Last month, the Bay Area Advanced Manufacturing (BAAM) hub was launched in San Leandro, Calif., comprised of a coalition of San Francisco Bay Area companies engaged in 3D Printing “seeking to make it as easy as possible to go from idea to object … by integrating products, services and solutions into a common, seamless user experience.”
Espen Sivertsen, chief executive of Type A Machines in San Leandro, took the initiative to create the coalition of non-competing companies looking to connect products and services, and share market insights, technology and partnerships, according to the hub’s new website.
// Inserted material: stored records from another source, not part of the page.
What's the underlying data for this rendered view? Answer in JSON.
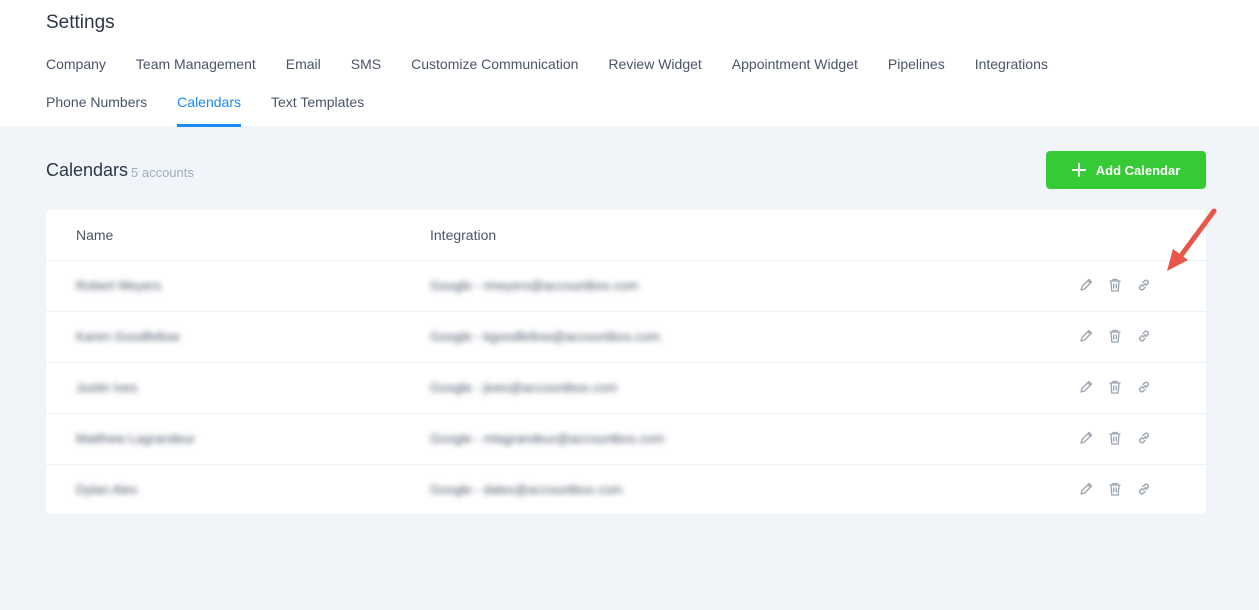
{
  "header": {
    "title": "Settings",
    "tabs_row1": [
      "Company",
      "Team Management",
      "Email",
      "SMS",
      "Customize Communication",
      "Review Widget",
      "Appointment Widget",
      "Pipelines",
      "Integrations"
    ],
    "tabs_row2": [
      "Phone Numbers",
      "Calendars",
      "Text Templates"
    ],
    "active_tab": "Calendars"
  },
  "section": {
    "title": "Calendars",
    "count": "5 accounts",
    "add_button_label": "Add Calendar"
  },
  "table": {
    "columns": [
      "Name",
      "Integration"
    ],
    "rows": [
      {
        "name": "Robert Meyers",
        "integration": "Google - rmeyers@accountbox.com"
      },
      {
        "name": "Karen Goodfellow",
        "integration": "Google - kgoodfellow@accountbox.com"
      },
      {
        "name": "Justin Ives",
        "integration": "Google - jives@accountbox.com"
      },
      {
        "name": "Matthew Lagrandeur",
        "integration": "Google - mlagrandeur@accountbox.com"
      },
      {
        "name": "Dylan Alex",
        "integration": "Google - dalex@accountbox.com"
      }
    ]
  },
  "icons": {
    "add": "plus-icon",
    "edit": "pencil-icon",
    "delete": "trash-icon",
    "link": "link-icon",
    "annotation": "arrow-annotation-icon"
  },
  "colors": {
    "accent": "#188bf6",
    "add_button": "#37ca37",
    "background": "#f1f5f9",
    "annotation_arrow": "#e8564a"
  }
}
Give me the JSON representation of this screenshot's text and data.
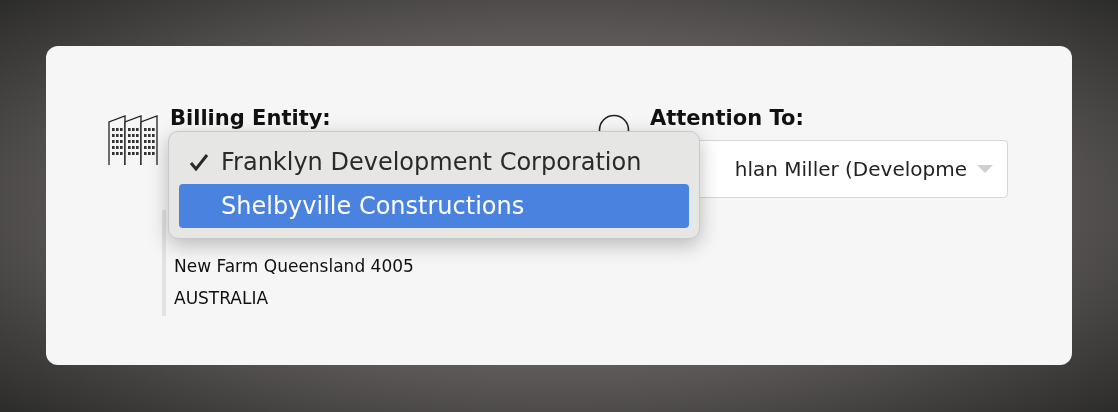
{
  "billing": {
    "label": "Billing Entity:",
    "address_lines": [
      "New Farm Queensland 4005",
      "AUSTRALIA"
    ]
  },
  "menu": {
    "options": [
      {
        "label": "Franklyn Development Corporation",
        "checked": true,
        "selected": false
      },
      {
        "label": "Shelbyville Constructions",
        "checked": false,
        "selected": true
      }
    ]
  },
  "attention": {
    "label": "Attention To:",
    "value": "hlan Miller (Developme"
  }
}
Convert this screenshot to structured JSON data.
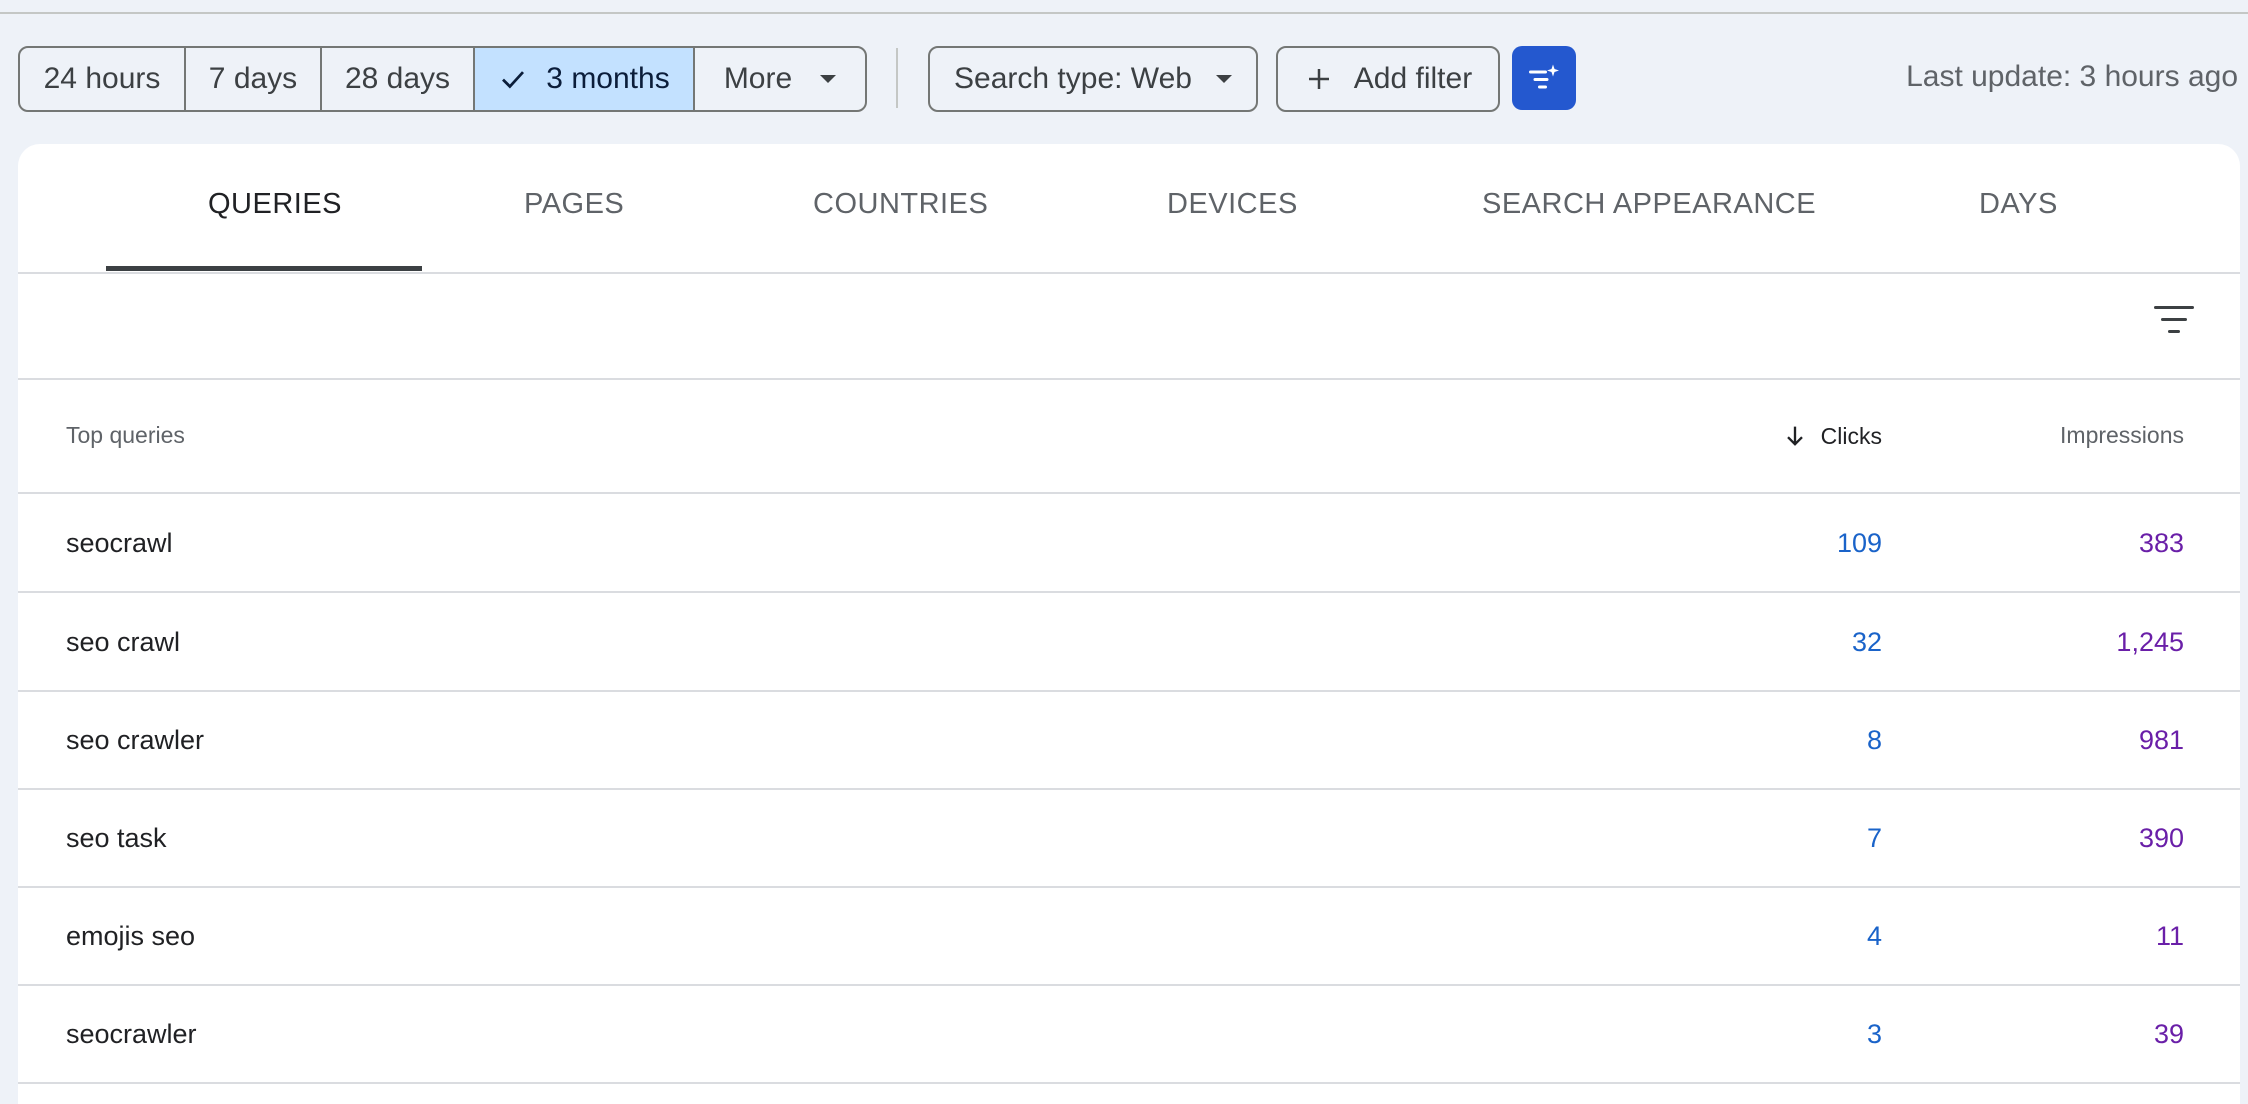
{
  "toolbar": {
    "ranges": [
      "24 hours",
      "7 days",
      "28 days",
      "3 months"
    ],
    "selected_range": "3 months",
    "more_label": "More",
    "search_type_label": "Search type: Web",
    "add_filter_label": "Add filter",
    "last_update": "Last update: 3 hours ago"
  },
  "tabs": [
    "QUERIES",
    "PAGES",
    "COUNTRIES",
    "DEVICES",
    "SEARCH APPEARANCE",
    "DAYS"
  ],
  "active_tab": "QUERIES",
  "table": {
    "headers": {
      "query": "Top queries",
      "clicks": "Clicks",
      "impressions": "Impressions"
    },
    "sort": "Clicks descending",
    "rows": [
      {
        "query": "seocrawl",
        "clicks": "109",
        "impressions": "383"
      },
      {
        "query": "seo crawl",
        "clicks": "32",
        "impressions": "1,245"
      },
      {
        "query": "seo crawler",
        "clicks": "8",
        "impressions": "981"
      },
      {
        "query": "seo task",
        "clicks": "7",
        "impressions": "390"
      },
      {
        "query": "emojis seo",
        "clicks": "4",
        "impressions": "11"
      },
      {
        "query": "seocrawler",
        "clicks": "3",
        "impressions": "39"
      }
    ]
  },
  "colors": {
    "selected_bg": "#c3e1ff",
    "accent_button": "#2458cf",
    "clicks_text": "#1a63c9",
    "impressions_text": "#6a1fa8"
  },
  "icons": [
    "check-icon",
    "dropdown-caret-icon",
    "plus-icon",
    "filter-sparkle-icon",
    "filter-list-icon",
    "sort-arrow-down-icon"
  ]
}
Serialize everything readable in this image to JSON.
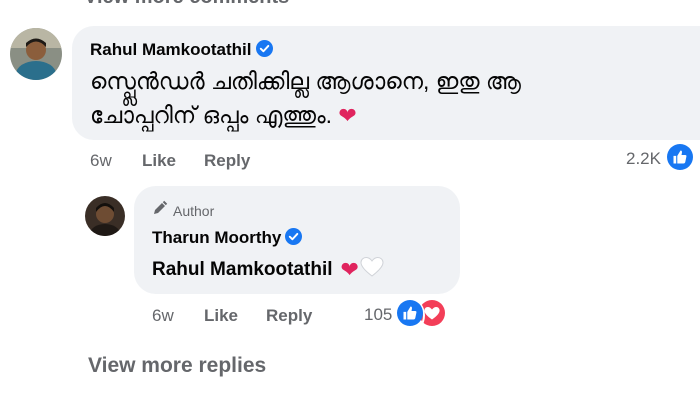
{
  "top_link": "View more comments",
  "comment": {
    "author": "Rahul Mamkootathil",
    "text_line1": "സ്പ്ലെൻഡർ ചതിക്കില്ല ആശാനെ, ഇതു ആ",
    "text_line2": "ചോപ്പറിന് ഒപ്പം എത്തും.",
    "time": "6w",
    "like": "Like",
    "reply": "Reply",
    "reaction_count": "2.2K",
    "reaction_icons": [
      "like-icon"
    ]
  },
  "reply": {
    "badge": "Author",
    "author": "Tharun Moorthy",
    "text": "Rahul Mamkootathil",
    "time": "6w",
    "like": "Like",
    "reply": "Reply",
    "reaction_count": "105",
    "reaction_icons": [
      "like-icon",
      "love-icon"
    ]
  },
  "view_more_replies": "View more replies",
  "colors": {
    "bubble": "#f0f2f5",
    "secondary_text": "#65676b",
    "facebook_blue": "#1877f2",
    "heart_red": "#e0245e"
  }
}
To support BAAM, Type A Machines is building modular hardware and software, providing third-party developers a professional platform for their solutions. Partnering members are quickly following suit, and BAAM now hosts “a thriving startup ecosystem” of 3D scanners, 3D printers, materials, filament recycling, mobile fab labs, modeling services and printing services.
According to the 2013 report, “Remaking Federalism, Renewing the Economy” by the Metropolitan Policy Program at the Brookings Institution, it’s difficult for corporations on their own to sustain applied research initiatives, due to the traditional corporate emphasis on shorter-term rates of return that depress investments in longer-term R&D and innovation.